Opponents of BT's involvement with Phorm will protest outside its annual general meeting in London in July in a bid to alert investors to alleged wiretap law-breaking.
EU mulls intervention over BT's secret Phorm trials
The European Commission is considering intervening over the failure of UK data watchdogs to punish BT for the way it secretly co-opted tens of thousands of customers into trials of Phorm's profiling system to serve them targeted advertising.
Phorm failed to mention 'illegal' trials at Home Office meeting in 2007
The Home Office held a private meeting with Phorm in August last year, but BT's interception and profiling partner did not disclose that it had completed an allegedly illegal trial of its technology on tens of thousands of unwitting broadband subscribers just weeks earlier.

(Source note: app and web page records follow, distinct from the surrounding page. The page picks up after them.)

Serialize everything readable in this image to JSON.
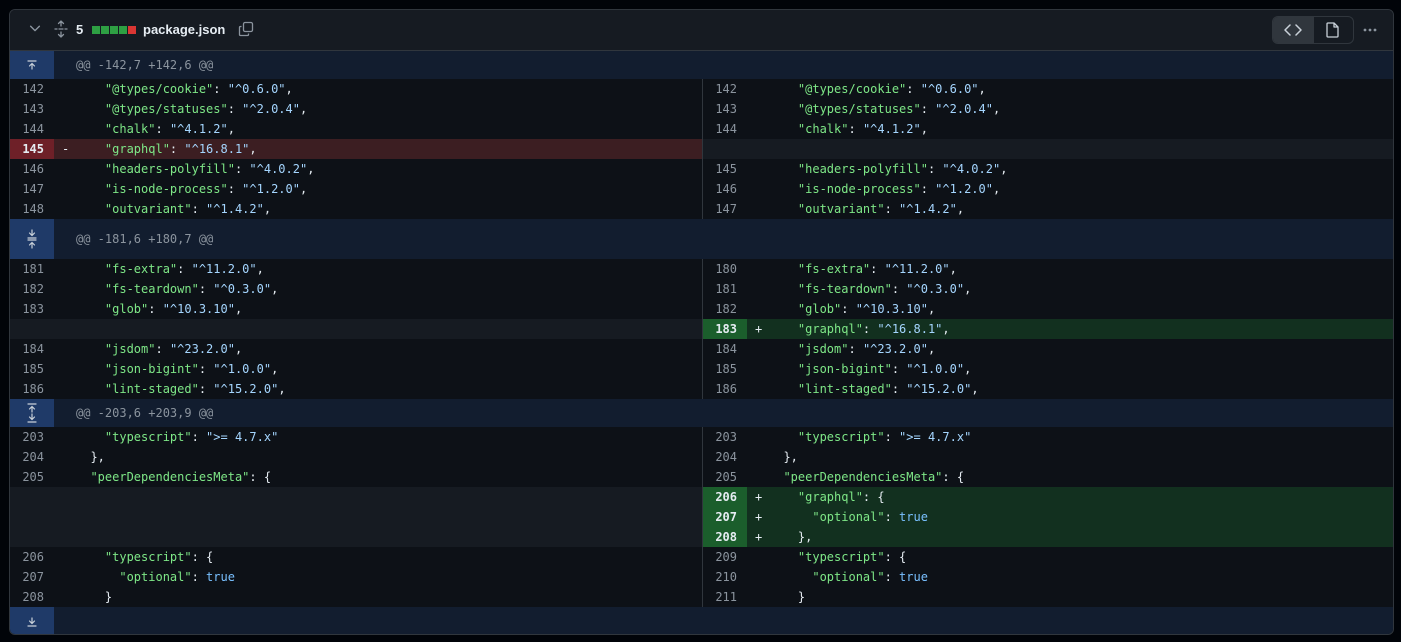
{
  "file": {
    "additions_count": "5",
    "name": "package.json",
    "diffstat_colors": [
      "#2ea043",
      "#2ea043",
      "#2ea043",
      "#2ea043",
      "#da3633"
    ]
  },
  "icons": {
    "collapse": "chevron-down-icon",
    "expand_all": "unfold-icon",
    "copy": "copy-icon",
    "code_view": "code-icon",
    "file_view": "file-icon",
    "more": "kebab-horizontal-icon",
    "expand_up": "expand-up-icon",
    "expand_down": "expand-down-icon"
  },
  "rows": [
    {
      "type": "hunk",
      "text": "@@ -142,7 +142,6 @@",
      "expand": "up"
    },
    {
      "type": "line",
      "l": {
        "n": "142",
        "kind": "ctx",
        "code": [
          [
            "k",
            "    \"@types/cookie\""
          ],
          [
            "p",
            ": "
          ],
          [
            "s",
            "\"^0.6.0\""
          ],
          [
            "p",
            ","
          ]
        ]
      },
      "r": {
        "n": "142",
        "kind": "ctx",
        "code": [
          [
            "k",
            "    \"@types/cookie\""
          ],
          [
            "p",
            ": "
          ],
          [
            "s",
            "\"^0.6.0\""
          ],
          [
            "p",
            ","
          ]
        ]
      }
    },
    {
      "type": "line",
      "l": {
        "n": "143",
        "kind": "ctx",
        "code": [
          [
            "k",
            "    \"@types/statuses\""
          ],
          [
            "p",
            ": "
          ],
          [
            "s",
            "\"^2.0.4\""
          ],
          [
            "p",
            ","
          ]
        ]
      },
      "r": {
        "n": "143",
        "kind": "ctx",
        "code": [
          [
            "k",
            "    \"@types/statuses\""
          ],
          [
            "p",
            ": "
          ],
          [
            "s",
            "\"^2.0.4\""
          ],
          [
            "p",
            ","
          ]
        ]
      }
    },
    {
      "type": "line",
      "l": {
        "n": "144",
        "kind": "ctx",
        "code": [
          [
            "k",
            "    \"chalk\""
          ],
          [
            "p",
            ": "
          ],
          [
            "s",
            "\"^4.1.2\""
          ],
          [
            "p",
            ","
          ]
        ]
      },
      "r": {
        "n": "144",
        "kind": "ctx",
        "code": [
          [
            "k",
            "    \"chalk\""
          ],
          [
            "p",
            ": "
          ],
          [
            "s",
            "\"^4.1.2\""
          ],
          [
            "p",
            ","
          ]
        ]
      }
    },
    {
      "type": "line",
      "l": {
        "n": "145",
        "kind": "del",
        "marker": "-",
        "code": [
          [
            "k",
            "    \"graphql\""
          ],
          [
            "p",
            ": "
          ],
          [
            "s",
            "\"^16.8.1\""
          ],
          [
            "p",
            ","
          ]
        ]
      },
      "r": {
        "kind": "empty"
      }
    },
    {
      "type": "line",
      "l": {
        "n": "146",
        "kind": "ctx",
        "code": [
          [
            "k",
            "    \"headers-polyfill\""
          ],
          [
            "p",
            ": "
          ],
          [
            "s",
            "\"^4.0.2\""
          ],
          [
            "p",
            ","
          ]
        ]
      },
      "r": {
        "n": "145",
        "kind": "ctx",
        "code": [
          [
            "k",
            "    \"headers-polyfill\""
          ],
          [
            "p",
            ": "
          ],
          [
            "s",
            "\"^4.0.2\""
          ],
          [
            "p",
            ","
          ]
        ]
      }
    },
    {
      "type": "line",
      "l": {
        "n": "147",
        "kind": "ctx",
        "code": [
          [
            "k",
            "    \"is-node-process\""
          ],
          [
            "p",
            ": "
          ],
          [
            "s",
            "\"^1.2.0\""
          ],
          [
            "p",
            ","
          ]
        ]
      },
      "r": {
        "n": "146",
        "kind": "ctx",
        "code": [
          [
            "k",
            "    \"is-node-process\""
          ],
          [
            "p",
            ": "
          ],
          [
            "s",
            "\"^1.2.0\""
          ],
          [
            "p",
            ","
          ]
        ]
      }
    },
    {
      "type": "line",
      "l": {
        "n": "148",
        "kind": "ctx",
        "code": [
          [
            "k",
            "    \"outvariant\""
          ],
          [
            "p",
            ": "
          ],
          [
            "s",
            "\"^1.4.2\""
          ],
          [
            "p",
            ","
          ]
        ]
      },
      "r": {
        "n": "147",
        "kind": "ctx",
        "code": [
          [
            "k",
            "    \"outvariant\""
          ],
          [
            "p",
            ": "
          ],
          [
            "s",
            "\"^1.4.2\""
          ],
          [
            "p",
            ","
          ]
        ]
      }
    },
    {
      "type": "hunk",
      "text": "@@ -181,6 +180,7 @@",
      "expand": "both"
    },
    {
      "type": "line",
      "l": {
        "n": "181",
        "kind": "ctx",
        "code": [
          [
            "k",
            "    \"fs-extra\""
          ],
          [
            "p",
            ": "
          ],
          [
            "s",
            "\"^11.2.0\""
          ],
          [
            "p",
            ","
          ]
        ]
      },
      "r": {
        "n": "180",
        "kind": "ctx",
        "code": [
          [
            "k",
            "    \"fs-extra\""
          ],
          [
            "p",
            ": "
          ],
          [
            "s",
            "\"^11.2.0\""
          ],
          [
            "p",
            ","
          ]
        ]
      }
    },
    {
      "type": "line",
      "l": {
        "n": "182",
        "kind": "ctx",
        "code": [
          [
            "k",
            "    \"fs-teardown\""
          ],
          [
            "p",
            ": "
          ],
          [
            "s",
            "\"^0.3.0\""
          ],
          [
            "p",
            ","
          ]
        ]
      },
      "r": {
        "n": "181",
        "kind": "ctx",
        "code": [
          [
            "k",
            "    \"fs-teardown\""
          ],
          [
            "p",
            ": "
          ],
          [
            "s",
            "\"^0.3.0\""
          ],
          [
            "p",
            ","
          ]
        ]
      }
    },
    {
      "type": "line",
      "l": {
        "n": "183",
        "kind": "ctx",
        "code": [
          [
            "k",
            "    \"glob\""
          ],
          [
            "p",
            ": "
          ],
          [
            "s",
            "\"^10.3.10\""
          ],
          [
            "p",
            ","
          ]
        ]
      },
      "r": {
        "n": "182",
        "kind": "ctx",
        "code": [
          [
            "k",
            "    \"glob\""
          ],
          [
            "p",
            ": "
          ],
          [
            "s",
            "\"^10.3.10\""
          ],
          [
            "p",
            ","
          ]
        ]
      }
    },
    {
      "type": "line",
      "l": {
        "kind": "empty"
      },
      "r": {
        "n": "183",
        "kind": "add",
        "marker": "+",
        "code": [
          [
            "k",
            "    \"graphql\""
          ],
          [
            "p",
            ": "
          ],
          [
            "s",
            "\"^16.8.1\""
          ],
          [
            "p",
            ","
          ]
        ]
      }
    },
    {
      "type": "line",
      "l": {
        "n": "184",
        "kind": "ctx",
        "code": [
          [
            "k",
            "    \"jsdom\""
          ],
          [
            "p",
            ": "
          ],
          [
            "s",
            "\"^23.2.0\""
          ],
          [
            "p",
            ","
          ]
        ]
      },
      "r": {
        "n": "184",
        "kind": "ctx",
        "code": [
          [
            "k",
            "    \"jsdom\""
          ],
          [
            "p",
            ": "
          ],
          [
            "s",
            "\"^23.2.0\""
          ],
          [
            "p",
            ","
          ]
        ]
      }
    },
    {
      "type": "line",
      "l": {
        "n": "185",
        "kind": "ctx",
        "code": [
          [
            "k",
            "    \"json-bigint\""
          ],
          [
            "p",
            ": "
          ],
          [
            "s",
            "\"^1.0.0\""
          ],
          [
            "p",
            ","
          ]
        ]
      },
      "r": {
        "n": "185",
        "kind": "ctx",
        "code": [
          [
            "k",
            "    \"json-bigint\""
          ],
          [
            "p",
            ": "
          ],
          [
            "s",
            "\"^1.0.0\""
          ],
          [
            "p",
            ","
          ]
        ]
      }
    },
    {
      "type": "line",
      "l": {
        "n": "186",
        "kind": "ctx",
        "code": [
          [
            "k",
            "    \"lint-staged\""
          ],
          [
            "p",
            ": "
          ],
          [
            "s",
            "\"^15.2.0\""
          ],
          [
            "p",
            ","
          ]
        ]
      },
      "r": {
        "n": "186",
        "kind": "ctx",
        "code": [
          [
            "k",
            "    \"lint-staged\""
          ],
          [
            "p",
            ": "
          ],
          [
            "s",
            "\"^15.2.0\""
          ],
          [
            "p",
            ","
          ]
        ]
      }
    },
    {
      "type": "hunk",
      "text": "@@ -203,6 +203,9 @@",
      "expand": "unfold"
    },
    {
      "type": "line",
      "l": {
        "n": "203",
        "kind": "ctx",
        "code": [
          [
            "k",
            "    \"typescript\""
          ],
          [
            "p",
            ": "
          ],
          [
            "s",
            "\">= 4.7.x\""
          ]
        ]
      },
      "r": {
        "n": "203",
        "kind": "ctx",
        "code": [
          [
            "k",
            "    \"typescript\""
          ],
          [
            "p",
            ": "
          ],
          [
            "s",
            "\">= 4.7.x\""
          ]
        ]
      }
    },
    {
      "type": "line",
      "l": {
        "n": "204",
        "kind": "ctx",
        "code": [
          [
            "p",
            "  },"
          ]
        ]
      },
      "r": {
        "n": "204",
        "kind": "ctx",
        "code": [
          [
            "p",
            "  },"
          ]
        ]
      }
    },
    {
      "type": "line",
      "l": {
        "n": "205",
        "kind": "ctx",
        "code": [
          [
            "k",
            "  \"peerDependenciesMeta\""
          ],
          [
            "p",
            ": {"
          ]
        ]
      },
      "r": {
        "n": "205",
        "kind": "ctx",
        "code": [
          [
            "k",
            "  \"peerDependenciesMeta\""
          ],
          [
            "p",
            ": {"
          ]
        ]
      }
    },
    {
      "type": "line",
      "l": {
        "kind": "empty"
      },
      "r": {
        "n": "206",
        "kind": "add",
        "marker": "+",
        "code": [
          [
            "k",
            "    \"graphql\""
          ],
          [
            "p",
            ": {"
          ]
        ]
      }
    },
    {
      "type": "line",
      "l": {
        "kind": "empty"
      },
      "r": {
        "n": "207",
        "kind": "add",
        "marker": "+",
        "code": [
          [
            "k",
            "      \"optional\""
          ],
          [
            "p",
            ": "
          ],
          [
            "b",
            "true"
          ]
        ]
      }
    },
    {
      "type": "line",
      "l": {
        "kind": "empty"
      },
      "r": {
        "n": "208",
        "kind": "add",
        "marker": "+",
        "code": [
          [
            "p",
            "    },"
          ]
        ]
      }
    },
    {
      "type": "line",
      "l": {
        "n": "206",
        "kind": "ctx",
        "code": [
          [
            "k",
            "    \"typescript\""
          ],
          [
            "p",
            ": {"
          ]
        ]
      },
      "r": {
        "n": "209",
        "kind": "ctx",
        "code": [
          [
            "k",
            "    \"typescript\""
          ],
          [
            "p",
            ": {"
          ]
        ]
      }
    },
    {
      "type": "line",
      "l": {
        "n": "207",
        "kind": "ctx",
        "code": [
          [
            "k",
            "      \"optional\""
          ],
          [
            "p",
            ": "
          ],
          [
            "b",
            "true"
          ]
        ]
      },
      "r": {
        "n": "210",
        "kind": "ctx",
        "code": [
          [
            "k",
            "      \"optional\""
          ],
          [
            "p",
            ": "
          ],
          [
            "b",
            "true"
          ]
        ]
      }
    },
    {
      "type": "line",
      "l": {
        "n": "208",
        "kind": "ctx",
        "code": [
          [
            "p",
            "    }"
          ]
        ]
      },
      "r": {
        "n": "211",
        "kind": "ctx",
        "code": [
          [
            "p",
            "    }"
          ]
        ]
      }
    },
    {
      "type": "hunk",
      "text": "",
      "expand": "down"
    }
  ]
}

EU tells UK to deal with Phorm - or else
The European Commission has sent a message to the British government, and it reads something like this: "If you don't deal with Phorm, we will."
Phorm papers reveal BT's backwards approach to wiretap law
BT's long-held claim that legal advice said its Phorm trials did not breach wiretapping laws came under renewed scrutiny today, as documents revealed the firm approached government experts after it had secretly co-opted 18,000 broadband customers into the advertising targeting system.
UK.gov misses deadline on EU Phorm probe
The government has failed to meet a deadline to respond to European Commission questions over the UK's handling of BT's allegedly illegal secret trials of Phorm's ISP-level adware and its planned rollout of the system to millions of subscribers, The Register has learned.
Phorm: Our business is fine, honest
After its share price slumped to a new low, Phorm today sought to allay investor fears about the ISP-level adware business by repeating assurances that a critical third trial with BT will go ahead.
Police quiz BT on secret Phorm trials
City of London police questioned BT earlier this week as part of a probe into the covert wiretapping and profiling of the internet use of tens of thousands of BT customers during tests of Phorm's adware system.
BT's secret Phorm trials: UK.gov responds
The European Commission is analysing the government's explanation of why UK authorites have taken no action over BT and Phorm's allegedly illegal broadband wiretapping and ad targeting experiments in 2006 and 2007.
City of London Police have decided not to formally investigate BT and Phorm for their allegedly illegal secret ISP-level adware trials, arguing that there was implied consent from customers and it would be a waste of public money.
Phorm is considering tugging on ISP subscribers' heartstrings by offering to donate to charities if they opt to let it profile their internet use for advertisers.
Front Porch – a Silicon Valley startup offering a Phorm-like online ad system – has sued several companies for patent infringement, including NebuAd, Hitwise, and Microsoft.
BT's third Phorm trial starts tomorrow
BT will invite thousands of its broadband subscribers to voluntarily participate in a third trial of Phorm's advertising targeting system starting tomorrow, the two firms said this morning.
Phorm losses shoot up by half
Phorm made a loss of $24.7m (£13.8m) in the first half of 2008 as it fought privacy advocates, lobbied to get politicians on side and tried to overcome technical problems dogging its ISP adware system.
BT's Phorm small print: It's all your fault
BT subscribers who are invited to take part in its new trial of Phorm's internet monitoring and advertising system will be responsible for telling anyone who uses their computer that they could be being tracked online - whether they opt in or not.
Brussels bounces BT-Phorm quiz back to UK.gov
The European Commission has again written to the government for an explanation of UK authorities' response to BT's allegedly illegal secret trials of Phorm's ISP adware system.
CPS to consider private prosecution over stealth Phorm trials
The Crown Prosecution Service will examine evidence that BT and Phorm's stealth advertising targeting trials broke wiretapping laws, despite a recent police refusal to pass the case to prosecutors.
Orange ditches Phorm
Orange, the UK's sixth largest broadband provider, is not going to use Phorm's data-snooping technology.
Sponsored: Webcast: Ransomware has gone nuclear